Your instructions: Repeat all the records, precisely as given.
##### Information provided
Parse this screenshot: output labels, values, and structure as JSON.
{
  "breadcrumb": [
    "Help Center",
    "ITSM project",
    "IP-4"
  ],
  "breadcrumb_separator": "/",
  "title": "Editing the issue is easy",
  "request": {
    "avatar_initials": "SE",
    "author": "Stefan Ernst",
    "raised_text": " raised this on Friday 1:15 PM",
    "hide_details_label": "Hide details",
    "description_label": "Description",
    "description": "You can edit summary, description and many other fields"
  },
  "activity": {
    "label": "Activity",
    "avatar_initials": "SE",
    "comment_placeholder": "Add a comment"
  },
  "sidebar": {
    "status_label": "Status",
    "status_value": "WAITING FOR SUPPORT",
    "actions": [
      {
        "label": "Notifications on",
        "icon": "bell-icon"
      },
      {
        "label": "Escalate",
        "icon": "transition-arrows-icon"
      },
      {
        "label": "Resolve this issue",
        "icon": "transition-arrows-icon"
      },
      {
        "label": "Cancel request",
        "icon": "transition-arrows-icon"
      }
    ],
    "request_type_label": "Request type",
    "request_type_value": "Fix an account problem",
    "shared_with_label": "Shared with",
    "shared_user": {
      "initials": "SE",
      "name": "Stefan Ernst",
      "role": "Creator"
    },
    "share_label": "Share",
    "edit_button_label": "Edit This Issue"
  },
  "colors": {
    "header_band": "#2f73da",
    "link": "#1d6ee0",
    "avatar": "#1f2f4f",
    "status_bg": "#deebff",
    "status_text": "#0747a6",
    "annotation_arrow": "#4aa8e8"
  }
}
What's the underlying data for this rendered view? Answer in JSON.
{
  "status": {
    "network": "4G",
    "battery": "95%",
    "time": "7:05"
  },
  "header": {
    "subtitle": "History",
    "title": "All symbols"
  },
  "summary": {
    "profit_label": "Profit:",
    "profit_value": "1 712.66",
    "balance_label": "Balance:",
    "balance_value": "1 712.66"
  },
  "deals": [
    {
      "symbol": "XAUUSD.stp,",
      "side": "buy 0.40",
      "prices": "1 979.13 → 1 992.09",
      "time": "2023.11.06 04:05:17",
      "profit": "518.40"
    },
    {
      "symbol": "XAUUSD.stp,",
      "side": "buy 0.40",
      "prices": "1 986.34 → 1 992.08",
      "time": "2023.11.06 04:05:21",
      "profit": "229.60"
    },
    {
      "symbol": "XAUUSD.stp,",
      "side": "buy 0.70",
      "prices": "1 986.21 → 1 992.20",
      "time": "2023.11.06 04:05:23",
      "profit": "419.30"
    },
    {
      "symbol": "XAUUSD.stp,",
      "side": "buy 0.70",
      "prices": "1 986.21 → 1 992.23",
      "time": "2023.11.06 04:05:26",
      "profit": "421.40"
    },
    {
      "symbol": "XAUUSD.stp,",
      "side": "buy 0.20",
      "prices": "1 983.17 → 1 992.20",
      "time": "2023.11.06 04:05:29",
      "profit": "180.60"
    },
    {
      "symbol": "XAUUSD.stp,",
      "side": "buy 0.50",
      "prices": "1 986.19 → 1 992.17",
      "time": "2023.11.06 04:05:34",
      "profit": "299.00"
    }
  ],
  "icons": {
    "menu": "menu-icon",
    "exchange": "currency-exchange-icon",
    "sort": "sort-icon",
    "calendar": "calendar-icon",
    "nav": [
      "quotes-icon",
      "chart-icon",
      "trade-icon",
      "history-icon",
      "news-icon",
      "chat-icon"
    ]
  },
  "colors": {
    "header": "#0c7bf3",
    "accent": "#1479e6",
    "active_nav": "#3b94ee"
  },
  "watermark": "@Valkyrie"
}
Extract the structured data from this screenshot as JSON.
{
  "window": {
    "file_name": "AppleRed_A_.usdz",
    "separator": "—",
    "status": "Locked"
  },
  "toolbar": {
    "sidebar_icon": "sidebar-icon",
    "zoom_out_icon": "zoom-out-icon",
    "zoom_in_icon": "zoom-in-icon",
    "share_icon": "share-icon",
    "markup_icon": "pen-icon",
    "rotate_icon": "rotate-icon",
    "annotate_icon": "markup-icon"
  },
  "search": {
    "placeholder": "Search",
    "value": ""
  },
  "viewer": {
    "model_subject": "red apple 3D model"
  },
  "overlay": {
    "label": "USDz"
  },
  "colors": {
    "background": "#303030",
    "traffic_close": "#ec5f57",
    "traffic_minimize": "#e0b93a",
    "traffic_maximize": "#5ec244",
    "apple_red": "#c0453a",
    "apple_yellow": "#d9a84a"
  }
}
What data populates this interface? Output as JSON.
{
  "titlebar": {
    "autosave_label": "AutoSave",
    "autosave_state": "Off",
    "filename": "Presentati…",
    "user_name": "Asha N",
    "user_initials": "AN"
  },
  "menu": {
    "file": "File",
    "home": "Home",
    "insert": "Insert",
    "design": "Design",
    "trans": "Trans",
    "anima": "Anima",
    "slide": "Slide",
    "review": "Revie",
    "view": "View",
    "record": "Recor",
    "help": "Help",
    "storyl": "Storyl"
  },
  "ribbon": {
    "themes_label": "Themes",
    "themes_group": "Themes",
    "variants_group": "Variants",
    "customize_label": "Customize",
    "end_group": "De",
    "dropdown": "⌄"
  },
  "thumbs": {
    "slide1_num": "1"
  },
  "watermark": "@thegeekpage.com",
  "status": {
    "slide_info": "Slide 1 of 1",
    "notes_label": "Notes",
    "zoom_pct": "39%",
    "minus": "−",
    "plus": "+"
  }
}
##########
Exercise result:
Parse this screenshot: output labels, values, and structure as JSON.
{
  "breadcrumb": [
    "Help Center",
    "ITSM project",
    "IP-4"
  ],
  "breadcrumb_separator": "/",
  "title": "Editing the issue is easy",
  "request": {
    "avatar_initials": "SE",
    "author": "Stefan Ernst",
    "raised_text": " raised this on Friday 1:15 PM",
    "hide_details_label": "Hide details",
    "description_label": "Description",
    "description": "You can edit summary, description and many other fields"
  },
  "activity": {
    "label": "Activity",
    "avatar_initials": "SE",
    "comment_placeholder": "Add a comment"
  },
  "sidebar": {
    "status_label": "Status",
    "status_value": "WAITING FOR SUPPORT",
    "actions": [
      {
        "label": "Notifications on",
        "icon": "bell-icon"
      },
      {
        "label": "Escalate",
        "icon": "transition-arrows-icon"
      },
      {
        "label": "Resolve this issue",
        "icon": "transition-arrows-icon"
      },
      {
        "label": "Cancel request",
        "icon": "transition-arrows-icon"
      }
    ],
    "request_type_label": "Request type",
    "request_type_value": "Fix an account problem",
    "shared_with_label": "Shared with",
    "shared_user": {
      "initials": "SE",
      "name": "Stefan Ernst",
      "role": "Creator"
    },
    "share_label": "Share",
    "edit_button_label": "Edit This Issue"
  },
  "colors": {
    "header_band": "#2f73da",
    "link": "#1d6ee0",
    "avatar": "#1f2f4f",
    "status_bg": "#deebff",
    "status_text": "#0747a6",
    "annotation_arrow": "#4aa8e8"
  }
}
What's the underlying data for this rendered view? Answer in JSON.
{
  "status": {
    "network": "4G",
    "battery": "95%",
    "time": "7:05"
  },
  "header": {
    "subtitle": "History",
    "title": "All symbols"
  },
  "summary": {
    "profit_label": "Profit:",
    "profit_value": "1 712.66",
    "balance_label": "Balance:",
    "balance_value": "1 712.66"
  },
  "deals": [
    {
      "symbol": "XAUUSD.stp,",
      "side": "buy 0.40",
      "prices": "1 979.13 → 1 992.09",
      "time": "2023.11.06 04:05:17",
      "profit": "518.40"
    },
    {
      "symbol": "XAUUSD.stp,",
      "side": "buy 0.40",
      "prices": "1 986.34 → 1 992.08",
      "time": "2023.11.06 04:05:21",
      "profit": "229.60"
    },
    {
      "symbol": "XAUUSD.stp,",
      "side": "buy 0.70",
      "prices": "1 986.21 → 1 992.20",
      "time": "2023.11.06 04:05:23",
      "profit": "419.30"
    },
    {
      "symbol": "XAUUSD.stp,",
      "side": "buy 0.70",
      "prices": "1 986.21 → 1 992.23",
      "time": "2023.11.06 04:05:26",
      "profit": "421.40"
    },
    {
      "symbol": "XAUUSD.stp,",
      "side": "buy 0.20",
      "prices": "1 983.17 → 1 992.20",
      "time": "2023.11.06 04:05:29",
      "profit": "180.60"
    },
    {
      "symbol": "XAUUSD.stp,",
      "side": "buy 0.50",
      "prices": "1 986.19 → 1 992.17",
      "time": "2023.11.06 04:05:34",
      "profit": "299.00"
    }
  ],
  "icons": {
    "menu": "menu-icon",
    "exchange": "currency-exchange-icon",
    "sort": "sort-icon",
    "calendar": "calendar-icon",
    "nav": [
      "quotes-icon",
      "chart-icon",
      "trade-icon",
      "history-icon",
      "news-icon",
      "chat-icon"
    ]
  },
  "colors": {
    "header": "#0c7bf3",
    "accent": "#1479e6",
    "active_nav": "#3b94ee"
  },
  "watermark": "@Valkyrie"
}
Extract the structured data from this screenshot as JSON.
{
  "window": {
    "file_name": "AppleRed_A_.usdz",
    "separator": "—",
    "status": "Locked"
  },
  "toolbar": {
    "sidebar_icon": "sidebar-icon",
    "zoom_out_icon": "zoom-out-icon",
    "zoom_in_icon": "zoom-in-icon",
    "share_icon": "share-icon",
    "markup_icon": "pen-icon",
    "rotate_icon": "rotate-icon",
    "annotate_icon": "markup-icon"
  },
  "search": {
    "placeholder": "Search",
    "value": ""
  },
  "viewer": {
    "model_subject": "red apple 3D model"
  },
  "overlay": {
    "label": "USDz"
  },
  "colors": {
    "background": "#303030",
    "traffic_close": "#ec5f57",
    "traffic_minimize": "#e0b93a",
    "traffic_maximize": "#5ec244",
    "apple_red": "#c0453a",
    "apple_yellow": "#d9a84a"
  }
}
What data populates this interface? Output as JSON.
{
  "titlebar": {
    "autosave_label": "AutoSave",
    "autosave_state": "Off",
    "filename": "Presentati…",
    "user_name": "Asha N",
    "user_initials": "AN"
  },
  "menu": {
    "file": "File",
    "home": "Home",
    "insert": "Insert",
    "design": "Design",
    "trans": "Trans",
    "anima": "Anima",
    "slide": "Slide",
    "review": "Revie",
    "view": "View",
    "record": "Recor",
    "help": "Help",
    "storyl": "Storyl"
  },
  "ribbon": {
    "themes_label": "Themes",
    "themes_group": "Themes",
    "variants_group": "Variants",
    "customize_label": "Customize",
    "end_group": "De",
    "dropdown": "⌄"
  },
  "thumbs": {
    "slide1_num": "1"
  },
  "watermark": "@thegeekpage.com",
  "status": {
    "slide_info": "Slide 1 of 1",
    "notes_label": "Notes",
    "zoom_pct": "39%",
    "minus": "−",
    "plus": "+"
  }
}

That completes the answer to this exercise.